with photo from Folsom prison, Guatemala City, March 31, 2001.
Veterano, Guatemala City, March 31, 2001
These days Porky cuts ladies, mens, and childrens hair. He calls his
barbershop Estetica The Best. "You know what this means,"
he asks pointing to the words THE BEST blazoned across his chest--"It's
for THE BIG EIGHTEENTH STREET."
"When I was locked up in Folsom prison THE BEST was the secret
code we used for 18th Street members who were in the Mexican Mafia prison
gang. I got a picture of my buddies and me in la
pinta. Spooky is to the left of me and Blacky is to the right. They
are both doing life in the US. I was lucky. I got out after five years."
"I joined 18th Street back in the 70s when I was a little kid.
In LA joining gangs was how you got respect. Over there in the US its
about territory and money and guns and power. I was shot five times
by an MS gang member. In self defense I shot him twice. He ended up

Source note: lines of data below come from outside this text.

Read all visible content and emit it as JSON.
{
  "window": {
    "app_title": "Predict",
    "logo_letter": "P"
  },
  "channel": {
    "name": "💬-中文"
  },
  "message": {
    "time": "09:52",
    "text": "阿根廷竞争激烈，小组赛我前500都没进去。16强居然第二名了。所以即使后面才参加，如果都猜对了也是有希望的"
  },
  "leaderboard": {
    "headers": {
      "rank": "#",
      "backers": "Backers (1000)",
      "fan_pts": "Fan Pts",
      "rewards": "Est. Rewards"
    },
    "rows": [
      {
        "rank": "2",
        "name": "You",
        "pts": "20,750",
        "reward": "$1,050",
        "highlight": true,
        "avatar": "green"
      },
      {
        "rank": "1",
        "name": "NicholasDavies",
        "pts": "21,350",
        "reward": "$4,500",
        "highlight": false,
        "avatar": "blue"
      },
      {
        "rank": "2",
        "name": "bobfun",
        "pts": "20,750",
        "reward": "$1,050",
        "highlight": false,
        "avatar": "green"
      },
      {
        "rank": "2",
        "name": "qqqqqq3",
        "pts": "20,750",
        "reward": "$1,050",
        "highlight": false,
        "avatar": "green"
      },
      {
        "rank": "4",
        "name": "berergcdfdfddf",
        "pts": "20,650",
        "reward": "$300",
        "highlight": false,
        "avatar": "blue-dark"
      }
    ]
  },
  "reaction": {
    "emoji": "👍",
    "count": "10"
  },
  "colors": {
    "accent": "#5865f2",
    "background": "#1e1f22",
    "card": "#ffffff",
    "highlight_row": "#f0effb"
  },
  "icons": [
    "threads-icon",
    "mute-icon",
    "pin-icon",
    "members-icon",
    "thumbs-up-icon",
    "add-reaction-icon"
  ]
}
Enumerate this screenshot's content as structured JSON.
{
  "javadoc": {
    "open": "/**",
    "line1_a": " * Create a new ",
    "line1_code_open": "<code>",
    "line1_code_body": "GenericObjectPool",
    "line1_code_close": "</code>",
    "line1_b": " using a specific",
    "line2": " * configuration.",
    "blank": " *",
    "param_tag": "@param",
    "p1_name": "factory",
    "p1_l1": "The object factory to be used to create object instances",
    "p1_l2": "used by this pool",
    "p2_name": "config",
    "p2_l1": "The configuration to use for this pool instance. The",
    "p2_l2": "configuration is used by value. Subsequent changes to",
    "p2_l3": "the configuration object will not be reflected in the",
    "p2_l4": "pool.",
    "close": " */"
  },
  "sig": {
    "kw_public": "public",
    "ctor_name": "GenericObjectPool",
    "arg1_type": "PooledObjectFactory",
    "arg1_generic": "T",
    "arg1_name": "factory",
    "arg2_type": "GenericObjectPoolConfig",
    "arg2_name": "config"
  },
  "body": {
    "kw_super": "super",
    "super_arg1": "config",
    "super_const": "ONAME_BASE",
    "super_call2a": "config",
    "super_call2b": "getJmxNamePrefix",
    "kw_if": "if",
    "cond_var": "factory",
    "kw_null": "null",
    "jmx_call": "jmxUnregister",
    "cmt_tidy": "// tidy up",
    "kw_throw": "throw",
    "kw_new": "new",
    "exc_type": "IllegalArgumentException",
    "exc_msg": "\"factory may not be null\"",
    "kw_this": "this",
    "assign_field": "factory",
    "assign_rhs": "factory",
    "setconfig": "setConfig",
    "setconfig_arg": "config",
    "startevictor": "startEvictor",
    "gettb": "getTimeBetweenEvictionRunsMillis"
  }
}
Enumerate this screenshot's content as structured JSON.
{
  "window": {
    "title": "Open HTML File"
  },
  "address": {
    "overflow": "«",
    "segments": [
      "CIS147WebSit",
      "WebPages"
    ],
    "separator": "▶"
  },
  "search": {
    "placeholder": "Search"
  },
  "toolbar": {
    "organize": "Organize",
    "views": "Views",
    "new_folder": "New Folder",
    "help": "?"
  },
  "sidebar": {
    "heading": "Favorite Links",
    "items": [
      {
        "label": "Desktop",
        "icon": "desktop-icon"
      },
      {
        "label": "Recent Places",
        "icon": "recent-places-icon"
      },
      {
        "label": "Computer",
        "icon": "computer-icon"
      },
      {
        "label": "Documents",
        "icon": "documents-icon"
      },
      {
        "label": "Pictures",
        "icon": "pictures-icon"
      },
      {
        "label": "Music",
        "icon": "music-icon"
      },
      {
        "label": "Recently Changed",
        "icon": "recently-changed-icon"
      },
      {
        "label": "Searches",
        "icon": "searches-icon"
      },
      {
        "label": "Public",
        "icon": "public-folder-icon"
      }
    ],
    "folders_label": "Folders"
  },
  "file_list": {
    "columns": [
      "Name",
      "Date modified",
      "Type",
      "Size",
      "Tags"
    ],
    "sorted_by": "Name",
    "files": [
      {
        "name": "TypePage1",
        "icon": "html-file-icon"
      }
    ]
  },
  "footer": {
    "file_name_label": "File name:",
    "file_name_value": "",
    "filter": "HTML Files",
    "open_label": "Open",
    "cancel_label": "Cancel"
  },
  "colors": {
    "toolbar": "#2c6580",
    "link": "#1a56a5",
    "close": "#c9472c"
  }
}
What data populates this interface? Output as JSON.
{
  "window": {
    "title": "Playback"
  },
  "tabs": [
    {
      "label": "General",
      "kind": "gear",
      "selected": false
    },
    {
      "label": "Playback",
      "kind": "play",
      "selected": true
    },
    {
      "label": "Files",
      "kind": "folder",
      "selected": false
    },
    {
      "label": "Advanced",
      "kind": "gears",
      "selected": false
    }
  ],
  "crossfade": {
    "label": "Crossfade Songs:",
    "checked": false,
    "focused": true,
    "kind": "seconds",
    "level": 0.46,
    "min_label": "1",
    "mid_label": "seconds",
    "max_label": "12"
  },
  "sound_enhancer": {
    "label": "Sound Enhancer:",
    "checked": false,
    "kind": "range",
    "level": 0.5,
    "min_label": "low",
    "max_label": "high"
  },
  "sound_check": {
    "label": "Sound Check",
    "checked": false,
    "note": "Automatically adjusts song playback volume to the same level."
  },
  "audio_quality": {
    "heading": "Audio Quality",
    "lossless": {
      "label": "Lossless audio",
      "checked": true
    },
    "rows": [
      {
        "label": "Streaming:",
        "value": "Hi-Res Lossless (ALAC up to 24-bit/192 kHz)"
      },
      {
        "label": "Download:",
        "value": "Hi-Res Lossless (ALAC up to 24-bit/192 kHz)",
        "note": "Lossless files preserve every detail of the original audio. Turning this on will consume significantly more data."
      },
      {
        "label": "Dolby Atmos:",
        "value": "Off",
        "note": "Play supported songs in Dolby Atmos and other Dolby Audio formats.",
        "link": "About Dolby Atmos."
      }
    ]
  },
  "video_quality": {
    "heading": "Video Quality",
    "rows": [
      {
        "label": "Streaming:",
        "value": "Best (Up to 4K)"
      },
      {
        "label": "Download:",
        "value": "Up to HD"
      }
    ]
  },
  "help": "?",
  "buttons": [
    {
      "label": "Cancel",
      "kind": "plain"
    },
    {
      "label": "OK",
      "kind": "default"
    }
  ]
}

in the cemetary and I ended up in jail. I was also heroin addict for
14 years. I knew I'd end up dead if I stayed in the States so I came
back to Guatemala."
"In 93 when I first got here there was hardly any MS or 18th street
gang members. How it started was with guys like me. Kids want to feel
important and they hear stories about jail in the States, they see our
tatoos, for them we're like gods. They want to
imitate everything. But in Guatemala the cartels control the drugs.
You can't make money. The kids just fight over a name or a number. They
just kill each other for nothing."
"I guess I'm lucky. My dad taught me how
to work, how to cut hair. I found Jesus and now I am married and have
three kids and I'm out of the violence. You can never leave the gang.
People always know you are 18th Street. I've got 18th Street in my heart.
But all the violence, that is in my past. Now I have peace in my heart,
a decent job and money in my pocket. The last thing Guatemala needs